:: Supplied entries

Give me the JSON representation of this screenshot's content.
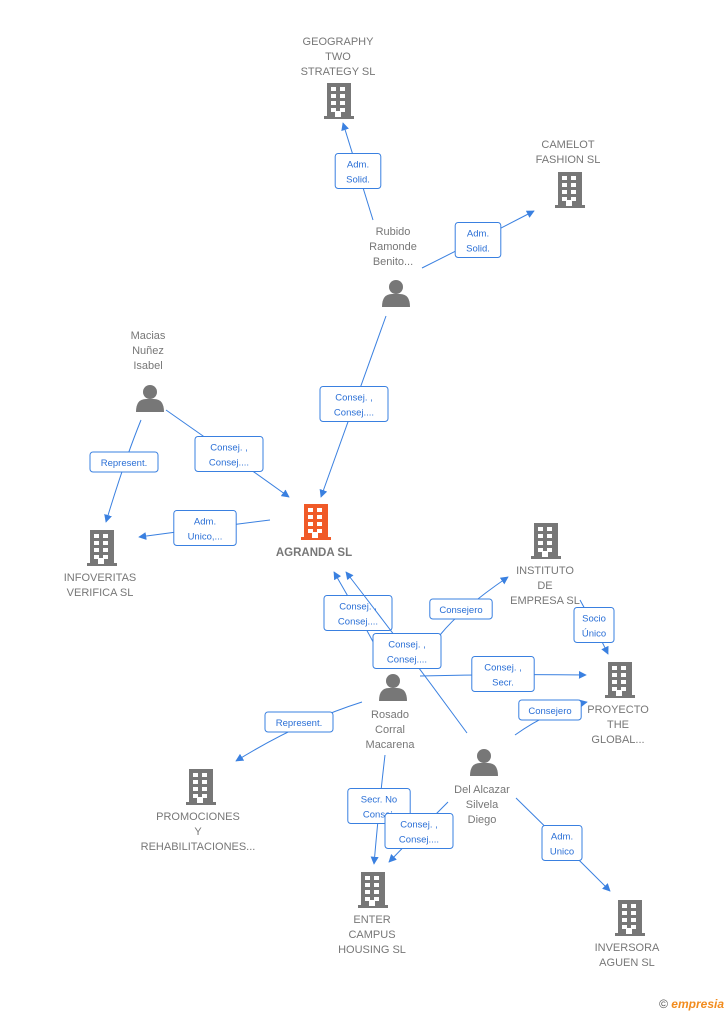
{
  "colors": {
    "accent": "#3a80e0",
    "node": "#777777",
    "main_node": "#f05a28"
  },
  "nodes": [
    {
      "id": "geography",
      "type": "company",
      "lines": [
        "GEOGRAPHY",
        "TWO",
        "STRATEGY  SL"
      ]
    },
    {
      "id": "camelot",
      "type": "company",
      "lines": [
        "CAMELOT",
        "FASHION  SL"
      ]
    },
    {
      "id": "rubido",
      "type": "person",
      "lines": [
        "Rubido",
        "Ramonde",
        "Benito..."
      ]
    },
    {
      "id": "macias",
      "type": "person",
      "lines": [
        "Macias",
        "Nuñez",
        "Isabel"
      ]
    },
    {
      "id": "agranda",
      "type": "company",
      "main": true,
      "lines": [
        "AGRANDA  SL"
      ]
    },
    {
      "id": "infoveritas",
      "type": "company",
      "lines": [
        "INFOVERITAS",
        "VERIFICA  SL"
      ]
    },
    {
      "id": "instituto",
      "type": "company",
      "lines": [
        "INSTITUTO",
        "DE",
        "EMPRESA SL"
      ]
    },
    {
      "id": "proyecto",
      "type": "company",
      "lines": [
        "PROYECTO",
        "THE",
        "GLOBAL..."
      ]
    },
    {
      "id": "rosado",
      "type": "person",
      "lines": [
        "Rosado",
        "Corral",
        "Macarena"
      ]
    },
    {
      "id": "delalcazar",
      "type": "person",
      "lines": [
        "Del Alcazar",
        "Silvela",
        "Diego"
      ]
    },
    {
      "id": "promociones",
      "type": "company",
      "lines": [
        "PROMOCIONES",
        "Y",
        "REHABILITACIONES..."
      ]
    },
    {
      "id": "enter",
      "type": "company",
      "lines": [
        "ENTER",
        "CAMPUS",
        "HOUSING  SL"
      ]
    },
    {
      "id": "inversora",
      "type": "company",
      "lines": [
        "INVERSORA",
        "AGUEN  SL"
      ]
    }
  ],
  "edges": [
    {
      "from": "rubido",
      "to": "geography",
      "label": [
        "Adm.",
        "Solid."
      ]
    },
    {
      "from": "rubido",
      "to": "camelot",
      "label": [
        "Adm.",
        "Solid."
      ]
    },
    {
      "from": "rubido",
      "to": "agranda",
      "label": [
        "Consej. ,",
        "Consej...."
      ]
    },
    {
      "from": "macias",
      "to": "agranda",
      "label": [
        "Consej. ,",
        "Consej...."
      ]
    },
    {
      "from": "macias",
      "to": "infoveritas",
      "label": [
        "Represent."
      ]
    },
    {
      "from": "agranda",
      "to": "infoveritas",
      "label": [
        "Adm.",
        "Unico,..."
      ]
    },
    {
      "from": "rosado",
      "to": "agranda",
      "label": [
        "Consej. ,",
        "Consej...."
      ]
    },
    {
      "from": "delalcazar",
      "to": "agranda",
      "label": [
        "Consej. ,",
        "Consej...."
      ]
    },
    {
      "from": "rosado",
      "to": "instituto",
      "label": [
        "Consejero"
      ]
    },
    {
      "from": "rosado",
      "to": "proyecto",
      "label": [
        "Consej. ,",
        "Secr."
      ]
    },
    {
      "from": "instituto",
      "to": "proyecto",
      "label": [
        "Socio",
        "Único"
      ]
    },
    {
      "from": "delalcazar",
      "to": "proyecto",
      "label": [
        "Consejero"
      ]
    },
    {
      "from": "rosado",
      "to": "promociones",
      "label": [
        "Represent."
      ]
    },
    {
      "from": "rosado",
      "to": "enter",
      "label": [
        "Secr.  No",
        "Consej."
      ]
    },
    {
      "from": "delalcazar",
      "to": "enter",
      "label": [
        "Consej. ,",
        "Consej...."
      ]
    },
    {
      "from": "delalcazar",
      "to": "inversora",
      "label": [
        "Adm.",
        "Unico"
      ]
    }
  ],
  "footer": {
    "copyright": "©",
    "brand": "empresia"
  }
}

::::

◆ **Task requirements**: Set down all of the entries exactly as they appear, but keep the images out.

◆ **Final answer**:
Give me the JSON representation of this screenshot's content.
{
  "colors": {
    "accent": "#3a80e0",
    "node": "#777777",
    "main_node": "#f05a28"
  },
  "nodes": [
    {
      "id": "geography",
      "type": "company",
      "lines": [
        "GEOGRAPHY",
        "TWO",
        "STRATEGY  SL"
      ]
    },
    {
      "id": "camelot",
      "type": "company",
      "lines": [
        "CAMELOT",
        "FASHION  SL"
      ]
    },
    {
      "id": "rubido",
      "type": "person",
      "lines": [
        "Rubido",
        "Ramonde",
        "Benito..."
      ]
    },
    {
      "id": "macias",
      "type": "person",
      "lines": [
        "Macias",
        "Nuñez",
        "Isabel"
      ]
    },
    {
      "id": "agranda",
      "type": "company",
      "main": true,
      "lines": [
        "AGRANDA  SL"
      ]
    },
    {
      "id": "infoveritas",
      "type": "company",
      "lines": [
        "INFOVERITAS",
        "VERIFICA  SL"
      ]
    },
    {
      "id": "instituto",
      "type": "company",
      "lines": [
        "INSTITUTO",
        "DE",
        "EMPRESA SL"
      ]
    },
    {
      "id": "proyecto",
      "type": "company",
      "lines": [
        "PROYECTO",
        "THE",
        "GLOBAL..."
      ]
    },
    {
      "id": "rosado",
      "type": "person",
      "lines": [
        "Rosado",
        "Corral",
        "Macarena"
      ]
    },
    {
      "id": "delalcazar",
      "type": "person",
      "lines": [
        "Del Alcazar",
        "Silvela",
        "Diego"
      ]
    },
    {
      "id": "promociones",
      "type": "company",
      "lines": [
        "PROMOCIONES",
        "Y",
        "REHABILITACIONES..."
      ]
    },
    {
      "id": "enter",
      "type": "company",
      "lines": [
        "ENTER",
        "CAMPUS",
        "HOUSING  SL"
      ]
    },
    {
      "id": "inversora",
      "type": "company",
      "lines": [
        "INVERSORA",
        "AGUEN  SL"
      ]
    }
  ],
  "edges": [
    {
      "from": "rubido",
      "to": "geography",
      "label": [
        "Adm.",
        "Solid."
      ]
    },
    {
      "from": "rubido",
      "to": "camelot",
      "label": [
        "Adm.",
        "Solid."
      ]
    },
    {
      "from": "rubido",
      "to": "agranda",
      "label": [
        "Consej. ,",
        "Consej...."
      ]
    },
    {
      "from": "macias",
      "to": "agranda",
      "label": [
        "Consej. ,",
        "Consej...."
      ]
    },
    {
      "from": "macias",
      "to": "infoveritas",
      "label": [
        "Represent."
      ]
    },
    {
      "from": "agranda",
      "to": "infoveritas",
      "label": [
        "Adm.",
        "Unico,..."
      ]
    },
    {
      "from": "rosado",
      "to": "agranda",
      "label": [
        "Consej. ,",
        "Consej...."
      ]
    },
    {
      "from": "delalcazar",
      "to": "agranda",
      "label": [
        "Consej. ,",
        "Consej...."
      ]
    },
    {
      "from": "rosado",
      "to": "instituto",
      "label": [
        "Consejero"
      ]
    },
    {
      "from": "rosado",
      "to": "proyecto",
      "label": [
        "Consej. ,",
        "Secr."
      ]
    },
    {
      "from": "instituto",
      "to": "proyecto",
      "label": [
        "Socio",
        "Único"
      ]
    },
    {
      "from": "delalcazar",
      "to": "proyecto",
      "label": [
        "Consejero"
      ]
    },
    {
      "from": "rosado",
      "to": "promociones",
      "label": [
        "Represent."
      ]
    },
    {
      "from": "rosado",
      "to": "enter",
      "label": [
        "Secr.  No",
        "Consej."
      ]
    },
    {
      "from": "delalcazar",
      "to": "enter",
      "label": [
        "Consej. ,",
        "Consej...."
      ]
    },
    {
      "from": "delalcazar",
      "to": "inversora",
      "label": [
        "Adm.",
        "Unico"
      ]
    }
  ],
  "footer": {
    "copyright": "©",
    "brand": "empresia"
  }
}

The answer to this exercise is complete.